What is expected:
Write an exact copy of the entries below that leaves out all pictures.

Records for this exercise:
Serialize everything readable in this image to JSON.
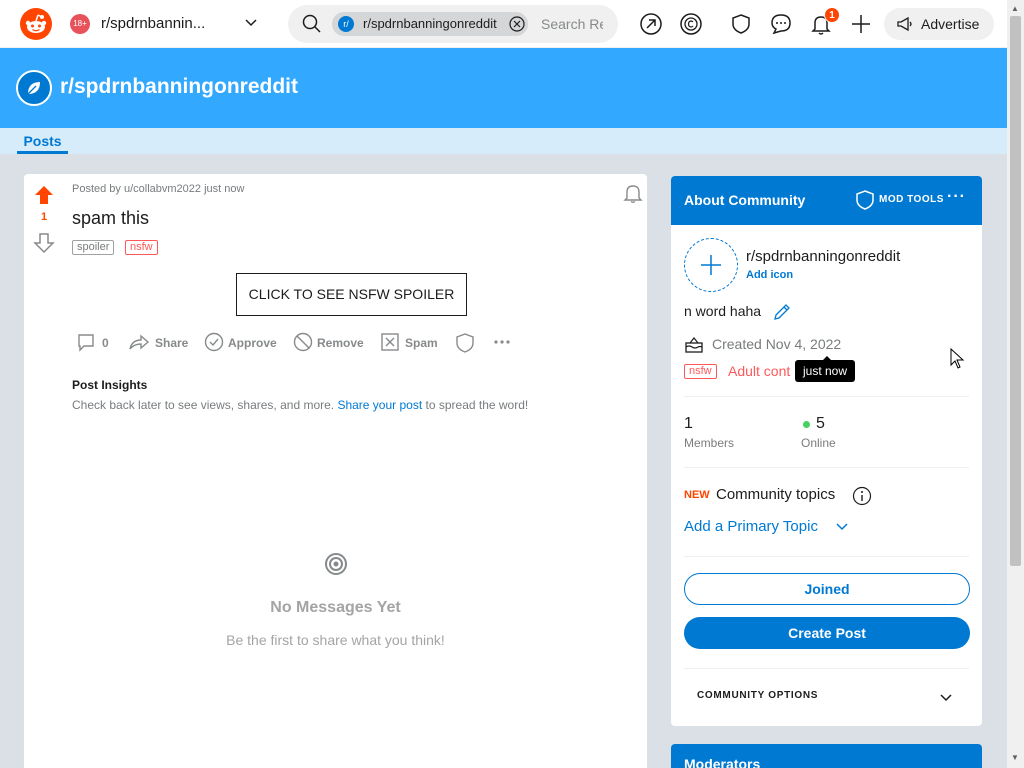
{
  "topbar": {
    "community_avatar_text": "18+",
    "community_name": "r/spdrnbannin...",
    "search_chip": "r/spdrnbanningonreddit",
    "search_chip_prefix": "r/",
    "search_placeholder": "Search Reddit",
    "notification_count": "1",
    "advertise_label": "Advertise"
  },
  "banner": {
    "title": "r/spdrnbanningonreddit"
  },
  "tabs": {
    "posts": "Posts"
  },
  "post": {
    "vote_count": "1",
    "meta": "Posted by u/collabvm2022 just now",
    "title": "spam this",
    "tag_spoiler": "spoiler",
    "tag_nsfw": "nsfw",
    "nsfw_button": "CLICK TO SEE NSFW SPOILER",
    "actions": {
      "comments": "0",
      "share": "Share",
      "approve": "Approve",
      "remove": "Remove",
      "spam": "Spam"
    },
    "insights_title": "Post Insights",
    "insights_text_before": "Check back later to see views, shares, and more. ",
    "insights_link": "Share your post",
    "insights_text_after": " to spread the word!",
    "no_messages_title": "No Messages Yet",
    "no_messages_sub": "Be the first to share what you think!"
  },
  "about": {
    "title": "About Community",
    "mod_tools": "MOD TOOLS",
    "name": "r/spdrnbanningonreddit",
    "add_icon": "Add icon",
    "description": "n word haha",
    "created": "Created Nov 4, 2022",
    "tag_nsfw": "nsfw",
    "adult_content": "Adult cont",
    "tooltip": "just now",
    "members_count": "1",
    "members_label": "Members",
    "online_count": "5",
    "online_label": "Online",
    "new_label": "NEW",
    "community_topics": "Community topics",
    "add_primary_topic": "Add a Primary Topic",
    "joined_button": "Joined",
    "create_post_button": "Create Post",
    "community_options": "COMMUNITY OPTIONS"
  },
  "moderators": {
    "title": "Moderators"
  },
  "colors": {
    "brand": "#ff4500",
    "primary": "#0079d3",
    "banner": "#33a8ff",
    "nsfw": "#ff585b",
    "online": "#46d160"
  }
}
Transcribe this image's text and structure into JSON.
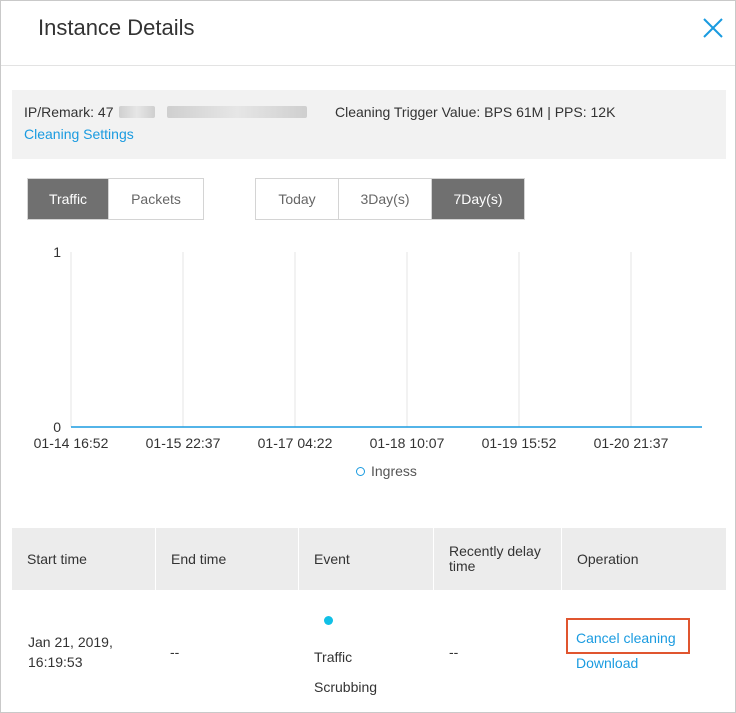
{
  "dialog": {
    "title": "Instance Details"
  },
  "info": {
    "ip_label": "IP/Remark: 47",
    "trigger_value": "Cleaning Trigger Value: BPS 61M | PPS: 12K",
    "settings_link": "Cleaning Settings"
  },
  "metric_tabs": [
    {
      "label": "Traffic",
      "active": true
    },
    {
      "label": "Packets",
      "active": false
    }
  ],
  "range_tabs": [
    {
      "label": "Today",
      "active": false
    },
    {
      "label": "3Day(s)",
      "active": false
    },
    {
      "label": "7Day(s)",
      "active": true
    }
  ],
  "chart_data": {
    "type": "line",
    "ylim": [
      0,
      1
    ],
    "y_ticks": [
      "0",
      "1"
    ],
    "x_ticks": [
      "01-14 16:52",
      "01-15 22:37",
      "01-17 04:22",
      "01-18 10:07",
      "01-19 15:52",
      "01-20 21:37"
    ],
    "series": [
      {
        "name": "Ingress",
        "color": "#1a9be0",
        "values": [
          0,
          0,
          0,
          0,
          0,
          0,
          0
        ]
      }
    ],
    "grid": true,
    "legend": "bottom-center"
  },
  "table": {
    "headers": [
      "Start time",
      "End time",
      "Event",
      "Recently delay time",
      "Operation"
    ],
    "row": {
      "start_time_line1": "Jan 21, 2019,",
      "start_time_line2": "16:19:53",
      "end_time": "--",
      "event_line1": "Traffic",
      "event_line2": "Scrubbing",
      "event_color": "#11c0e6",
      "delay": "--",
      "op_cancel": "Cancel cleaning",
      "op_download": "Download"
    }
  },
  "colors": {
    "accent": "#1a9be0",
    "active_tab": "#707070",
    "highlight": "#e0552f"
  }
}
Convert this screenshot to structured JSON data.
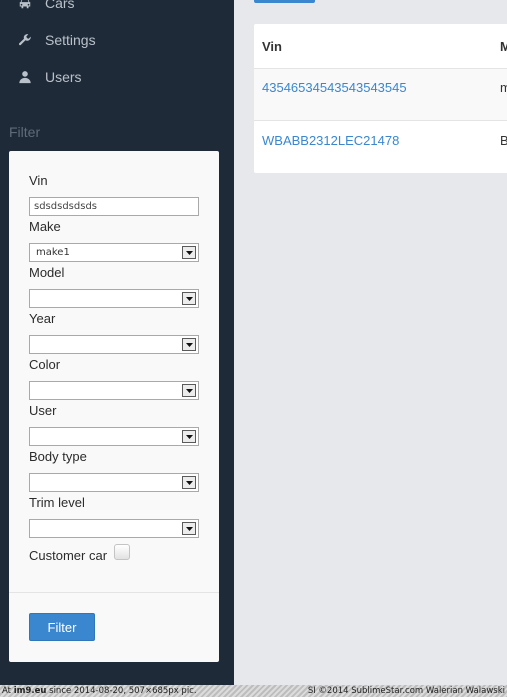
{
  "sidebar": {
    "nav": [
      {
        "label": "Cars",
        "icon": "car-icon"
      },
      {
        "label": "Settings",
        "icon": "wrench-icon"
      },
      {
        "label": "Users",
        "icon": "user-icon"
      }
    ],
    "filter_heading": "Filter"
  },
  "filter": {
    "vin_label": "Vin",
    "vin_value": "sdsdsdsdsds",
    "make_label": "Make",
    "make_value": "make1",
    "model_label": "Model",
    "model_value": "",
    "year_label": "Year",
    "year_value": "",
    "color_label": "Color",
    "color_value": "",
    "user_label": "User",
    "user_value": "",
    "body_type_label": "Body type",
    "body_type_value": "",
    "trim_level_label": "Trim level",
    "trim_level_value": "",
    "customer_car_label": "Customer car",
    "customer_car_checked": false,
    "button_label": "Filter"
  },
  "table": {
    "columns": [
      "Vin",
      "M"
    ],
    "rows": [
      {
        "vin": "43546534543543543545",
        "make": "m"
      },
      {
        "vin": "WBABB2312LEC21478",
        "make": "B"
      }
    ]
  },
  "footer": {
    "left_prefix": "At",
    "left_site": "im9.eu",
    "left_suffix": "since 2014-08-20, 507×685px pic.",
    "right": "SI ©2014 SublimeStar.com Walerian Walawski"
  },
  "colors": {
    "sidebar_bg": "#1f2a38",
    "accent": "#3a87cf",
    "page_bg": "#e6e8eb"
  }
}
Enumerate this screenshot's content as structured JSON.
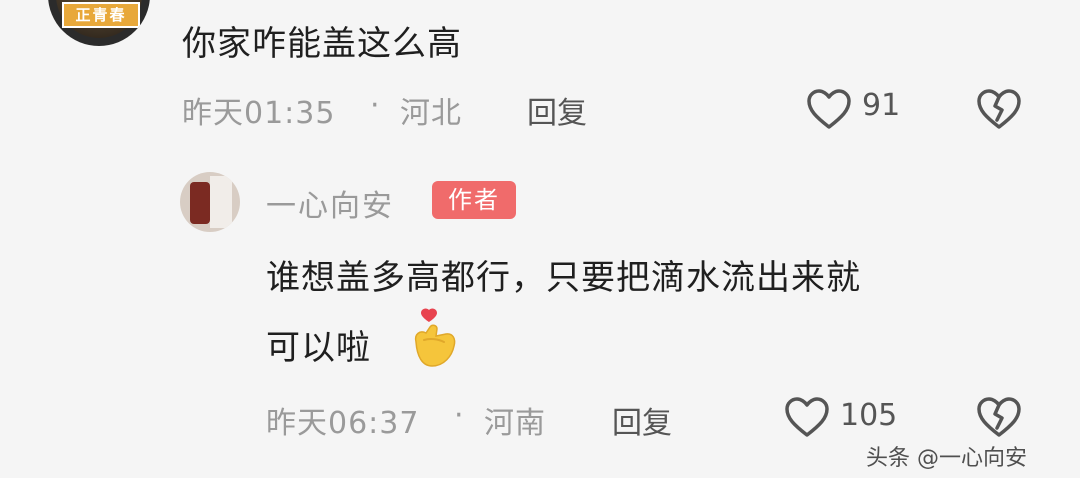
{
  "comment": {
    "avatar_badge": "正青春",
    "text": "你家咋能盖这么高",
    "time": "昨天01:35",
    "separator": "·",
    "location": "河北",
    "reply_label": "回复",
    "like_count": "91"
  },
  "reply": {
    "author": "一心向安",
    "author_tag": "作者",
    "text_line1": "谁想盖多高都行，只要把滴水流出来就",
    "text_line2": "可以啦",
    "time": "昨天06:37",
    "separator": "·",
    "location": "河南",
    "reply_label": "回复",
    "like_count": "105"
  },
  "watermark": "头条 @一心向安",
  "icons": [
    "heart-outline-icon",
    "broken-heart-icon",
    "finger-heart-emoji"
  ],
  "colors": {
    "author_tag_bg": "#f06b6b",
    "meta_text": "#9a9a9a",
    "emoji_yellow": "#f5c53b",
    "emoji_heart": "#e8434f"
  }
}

Task answer:
Serialize everything readable in this image to JSON.
{
  "topbar": {
    "community_avatar_text": "18+",
    "community_name": "r/spdrnbannin...",
    "search_chip": "r/spdrnbanningonreddit",
    "search_chip_prefix": "r/",
    "search_placeholder": "Search Reddit",
    "notification_count": "1",
    "advertise_label": "Advertise"
  },
  "banner": {
    "title": "r/spdrnbanningonreddit"
  },
  "tabs": {
    "posts": "Posts"
  },
  "post": {
    "vote_count": "1",
    "meta": "Posted by u/collabvm2022 just now",
    "title": "spam this",
    "tag_spoiler": "spoiler",
    "tag_nsfw": "nsfw",
    "nsfw_button": "CLICK TO SEE NSFW SPOILER",
    "actions": {
      "comments": "0",
      "share": "Share",
      "approve": "Approve",
      "remove": "Remove",
      "spam": "Spam"
    },
    "insights_title": "Post Insights",
    "insights_text_before": "Check back later to see views, shares, and more. ",
    "insights_link": "Share your post",
    "insights_text_after": " to spread the word!",
    "no_messages_title": "No Messages Yet",
    "no_messages_sub": "Be the first to share what you think!"
  },
  "about": {
    "title": "About Community",
    "mod_tools": "MOD TOOLS",
    "name": "r/spdrnbanningonreddit",
    "add_icon": "Add icon",
    "description": "n word haha",
    "created": "Created Nov 4, 2022",
    "tag_nsfw": "nsfw",
    "adult_content": "Adult cont",
    "tooltip": "just now",
    "members_count": "1",
    "members_label": "Members",
    "online_count": "5",
    "online_label": "Online",
    "new_label": "NEW",
    "community_topics": "Community topics",
    "add_primary_topic": "Add a Primary Topic",
    "joined_button": "Joined",
    "create_post_button": "Create Post",
    "community_options": "COMMUNITY OPTIONS"
  },
  "moderators": {
    "title": "Moderators"
  },
  "colors": {
    "brand": "#ff4500",
    "primary": "#0079d3",
    "banner": "#33a8ff",
    "nsfw": "#ff585b",
    "online": "#46d160"
  }
}
Transcribe this image's text and structure into JSON.
{
  "dialog": {
    "title": "Instance Details"
  },
  "info": {
    "ip_label": "IP/Remark: 47",
    "trigger_value": "Cleaning Trigger Value: BPS 61M | PPS: 12K",
    "settings_link": "Cleaning Settings"
  },
  "metric_tabs": [
    {
      "label": "Traffic",
      "active": true
    },
    {
      "label": "Packets",
      "active": false
    }
  ],
  "range_tabs": [
    {
      "label": "Today",
      "active": false
    },
    {
      "label": "3Day(s)",
      "active": false
    },
    {
      "label": "7Day(s)",
      "active": true
    }
  ],
  "chart_data": {
    "type": "line",
    "ylim": [
      0,
      1
    ],
    "y_ticks": [
      "0",
      "1"
    ],
    "x_ticks": [
      "01-14 16:52",
      "01-15 22:37",
      "01-17 04:22",
      "01-18 10:07",
      "01-19 15:52",
      "01-20 21:37"
    ],
    "series": [
      {
        "name": "Ingress",
        "color": "#1a9be0",
        "values": [
          0,
          0,
          0,
          0,
          0,
          0,
          0
        ]
      }
    ],
    "grid": true,
    "legend": "bottom-center"
  },
  "table": {
    "headers": [
      "Start time",
      "End time",
      "Event",
      "Recently delay time",
      "Operation"
    ],
    "row": {
      "start_time_line1": "Jan 21, 2019,",
      "start_time_line2": "16:19:53",
      "end_time": "--",
      "event_line1": "Traffic",
      "event_line2": "Scrubbing",
      "event_color": "#11c0e6",
      "delay": "--",
      "op_cancel": "Cancel cleaning",
      "op_download": "Download"
    }
  },
  "colors": {
    "accent": "#1a9be0",
    "active_tab": "#707070",
    "highlight": "#e0552f"
  }
}
Convert this screenshot to structured JSON data.
{
  "sidebar": {
    "nav": [
      {
        "label": "Cars",
        "icon": "car-icon"
      },
      {
        "label": "Settings",
        "icon": "wrench-icon"
      },
      {
        "label": "Users",
        "icon": "user-icon"
      }
    ],
    "filter_heading": "Filter"
  },
  "filter": {
    "vin_label": "Vin",
    "vin_value": "sdsdsdsdsds",
    "make_label": "Make",
    "make_value": "make1",
    "model_label": "Model",
    "model_value": "",
    "year_label": "Year",
    "year_value": "",
    "color_label": "Color",
    "color_value": "",
    "user_label": "User",
    "user_value": "",
    "body_type_label": "Body type",
    "body_type_value": "",
    "trim_level_label": "Trim level",
    "trim_level_value": "",
    "customer_car_label": "Customer car",
    "customer_car_checked": false,
    "button_label": "Filter"
  },
  "table": {
    "columns": [
      "Vin",
      "M"
    ],
    "rows": [
      {
        "vin": "43546534543543543545",
        "make": "m"
      },
      {
        "vin": "WBABB2312LEC21478",
        "make": "B"
      }
    ]
  },
  "footer": {
    "left_prefix": "At",
    "left_site": "im9.eu",
    "left_suffix": "since 2014-08-20, 507×685px pic.",
    "right": "SI ©2014 SublimeStar.com Walerian Walawski"
  },
  "colors": {
    "sidebar_bg": "#1f2a38",
    "accent": "#3a87cf",
    "page_bg": "#e6e8eb"
  }
}
Enumerate this screenshot's content as structured JSON.
{
  "comment": {
    "avatar_badge": "正青春",
    "text": "你家咋能盖这么高",
    "time": "昨天01:35",
    "separator": "·",
    "location": "河北",
    "reply_label": "回复",
    "like_count": "91"
  },
  "reply": {
    "author": "一心向安",
    "author_tag": "作者",
    "text_line1": "谁想盖多高都行，只要把滴水流出来就",
    "text_line2": "可以啦",
    "time": "昨天06:37",
    "separator": "·",
    "location": "河南",
    "reply_label": "回复",
    "like_count": "105"
  },
  "watermark": "头条 @一心向安",
  "icons": [
    "heart-outline-icon",
    "broken-heart-icon",
    "finger-heart-emoji"
  ],
  "colors": {
    "author_tag_bg": "#f06b6b",
    "meta_text": "#9a9a9a",
    "emoji_yellow": "#f5c53b",
    "emoji_heart": "#e8434f"
  }
}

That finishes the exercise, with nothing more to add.